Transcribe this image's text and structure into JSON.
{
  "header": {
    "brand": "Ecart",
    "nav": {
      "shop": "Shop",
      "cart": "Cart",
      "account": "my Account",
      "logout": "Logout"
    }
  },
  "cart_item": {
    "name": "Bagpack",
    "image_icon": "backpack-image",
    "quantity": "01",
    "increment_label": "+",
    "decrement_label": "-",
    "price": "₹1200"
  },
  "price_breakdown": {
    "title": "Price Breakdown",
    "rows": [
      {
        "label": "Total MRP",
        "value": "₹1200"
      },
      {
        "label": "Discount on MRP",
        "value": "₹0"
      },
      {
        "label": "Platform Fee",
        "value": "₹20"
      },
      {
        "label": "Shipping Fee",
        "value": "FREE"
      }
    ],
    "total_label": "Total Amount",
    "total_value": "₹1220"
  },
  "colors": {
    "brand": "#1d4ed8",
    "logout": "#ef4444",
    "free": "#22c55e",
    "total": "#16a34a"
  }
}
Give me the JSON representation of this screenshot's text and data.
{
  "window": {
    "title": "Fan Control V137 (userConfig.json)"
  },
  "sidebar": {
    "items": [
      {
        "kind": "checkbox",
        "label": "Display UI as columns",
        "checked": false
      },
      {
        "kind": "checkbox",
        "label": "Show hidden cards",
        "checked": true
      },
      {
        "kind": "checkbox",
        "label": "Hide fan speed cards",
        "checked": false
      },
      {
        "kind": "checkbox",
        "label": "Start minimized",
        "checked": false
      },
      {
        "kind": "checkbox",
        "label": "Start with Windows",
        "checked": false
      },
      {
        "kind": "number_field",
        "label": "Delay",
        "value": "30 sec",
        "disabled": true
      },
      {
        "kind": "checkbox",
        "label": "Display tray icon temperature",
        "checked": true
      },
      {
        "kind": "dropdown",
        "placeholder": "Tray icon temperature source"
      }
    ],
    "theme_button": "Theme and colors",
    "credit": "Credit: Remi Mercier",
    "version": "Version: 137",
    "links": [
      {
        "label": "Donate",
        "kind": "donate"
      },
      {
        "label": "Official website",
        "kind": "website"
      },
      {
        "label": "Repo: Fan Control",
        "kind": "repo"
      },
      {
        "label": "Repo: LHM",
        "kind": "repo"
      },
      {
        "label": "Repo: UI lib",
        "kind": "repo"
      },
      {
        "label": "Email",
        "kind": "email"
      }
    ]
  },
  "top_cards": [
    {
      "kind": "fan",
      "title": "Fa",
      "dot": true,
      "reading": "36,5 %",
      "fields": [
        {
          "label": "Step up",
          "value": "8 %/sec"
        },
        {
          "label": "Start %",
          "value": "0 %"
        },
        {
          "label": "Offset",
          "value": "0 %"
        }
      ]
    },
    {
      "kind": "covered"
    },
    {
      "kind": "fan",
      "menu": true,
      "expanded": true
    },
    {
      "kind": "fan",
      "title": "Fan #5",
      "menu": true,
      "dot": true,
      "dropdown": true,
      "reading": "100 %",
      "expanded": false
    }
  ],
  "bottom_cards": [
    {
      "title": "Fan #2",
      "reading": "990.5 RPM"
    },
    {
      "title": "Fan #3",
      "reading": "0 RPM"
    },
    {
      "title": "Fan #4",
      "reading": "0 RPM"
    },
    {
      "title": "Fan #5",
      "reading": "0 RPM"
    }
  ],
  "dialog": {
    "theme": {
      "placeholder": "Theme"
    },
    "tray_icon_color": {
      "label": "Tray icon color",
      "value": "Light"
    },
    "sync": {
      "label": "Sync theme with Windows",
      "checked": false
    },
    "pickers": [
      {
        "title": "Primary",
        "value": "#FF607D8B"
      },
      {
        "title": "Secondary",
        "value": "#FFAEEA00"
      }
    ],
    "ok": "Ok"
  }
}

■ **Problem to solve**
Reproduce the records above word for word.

■ **Response area**
Transcribe this image's text and structure into JSON.
{
  "header": {
    "brand": "Ecart",
    "nav": {
      "shop": "Shop",
      "cart": "Cart",
      "account": "my Account",
      "logout": "Logout"
    }
  },
  "cart_item": {
    "name": "Bagpack",
    "image_icon": "backpack-image",
    "quantity": "01",
    "increment_label": "+",
    "decrement_label": "-",
    "price": "₹1200"
  },
  "price_breakdown": {
    "title": "Price Breakdown",
    "rows": [
      {
        "label": "Total MRP",
        "value": "₹1200"
      },
      {
        "label": "Discount on MRP",
        "value": "₹0"
      },
      {
        "label": "Platform Fee",
        "value": "₹20"
      },
      {
        "label": "Shipping Fee",
        "value": "FREE"
      }
    ],
    "total_label": "Total Amount",
    "total_value": "₹1220"
  },
  "colors": {
    "brand": "#1d4ed8",
    "logout": "#ef4444",
    "free": "#22c55e",
    "total": "#16a34a"
  }
}
Give me the JSON representation of this screenshot's text and data.
{
  "window": {
    "title": "Fan Control V137 (userConfig.json)"
  },
  "sidebar": {
    "items": [
      {
        "kind": "checkbox",
        "label": "Display UI as columns",
        "checked": false
      },
      {
        "kind": "checkbox",
        "label": "Show hidden cards",
        "checked": true
      },
      {
        "kind": "checkbox",
        "label": "Hide fan speed cards",
        "checked": false
      },
      {
        "kind": "checkbox",
        "label": "Start minimized",
        "checked": false
      },
      {
        "kind": "checkbox",
        "label": "Start with Windows",
        "checked": false
      },
      {
        "kind": "number_field",
        "label": "Delay",
        "value": "30 sec",
        "disabled": true
      },
      {
        "kind": "checkbox",
        "label": "Display tray icon temperature",
        "checked": true
      },
      {
        "kind": "dropdown",
        "placeholder": "Tray icon temperature source"
      }
    ],
    "theme_button": "Theme and colors",
    "credit": "Credit: Remi Mercier",
    "version": "Version: 137",
    "links": [
      {
        "label": "Donate",
        "kind": "donate"
      },
      {
        "label": "Official website",
        "kind": "website"
      },
      {
        "label": "Repo: Fan Control",
        "kind": "repo"
      },
      {
        "label": "Repo: LHM",
        "kind": "repo"
      },
      {
        "label": "Repo: UI lib",
        "kind": "repo"
      },
      {
        "label": "Email",
        "kind": "email"
      }
    ]
  },
  "top_cards": [
    {
      "kind": "fan",
      "title": "Fa",
      "dot": true,
      "reading": "36,5 %",
      "fields": [
        {
          "label": "Step up",
          "value": "8 %/sec"
        },
        {
          "label": "Start %",
          "value": "0 %"
        },
        {
          "label": "Offset",
          "value": "0 %"
        }
      ]
    },
    {
      "kind": "covered"
    },
    {
      "kind": "fan",
      "menu": true,
      "expanded": true
    },
    {
      "kind": "fan",
      "title": "Fan #5",
      "menu": true,
      "dot": true,
      "dropdown": true,
      "reading": "100 %",
      "expanded": false
    }
  ],
  "bottom_cards": [
    {
      "title": "Fan #2",
      "reading": "990.5 RPM"
    },
    {
      "title": "Fan #3",
      "reading": "0 RPM"
    },
    {
      "title": "Fan #4",
      "reading": "0 RPM"
    },
    {
      "title": "Fan #5",
      "reading": "0 RPM"
    }
  ],
  "dialog": {
    "theme": {
      "placeholder": "Theme"
    },
    "tray_icon_color": {
      "label": "Tray icon color",
      "value": "Light"
    },
    "sync": {
      "label": "Sync theme with Windows",
      "checked": false
    },
    "pickers": [
      {
        "title": "Primary",
        "value": "#FF607D8B"
      },
      {
        "title": "Secondary",
        "value": "#FFAEEA00"
      }
    ],
    "ok": "Ok"
  }
}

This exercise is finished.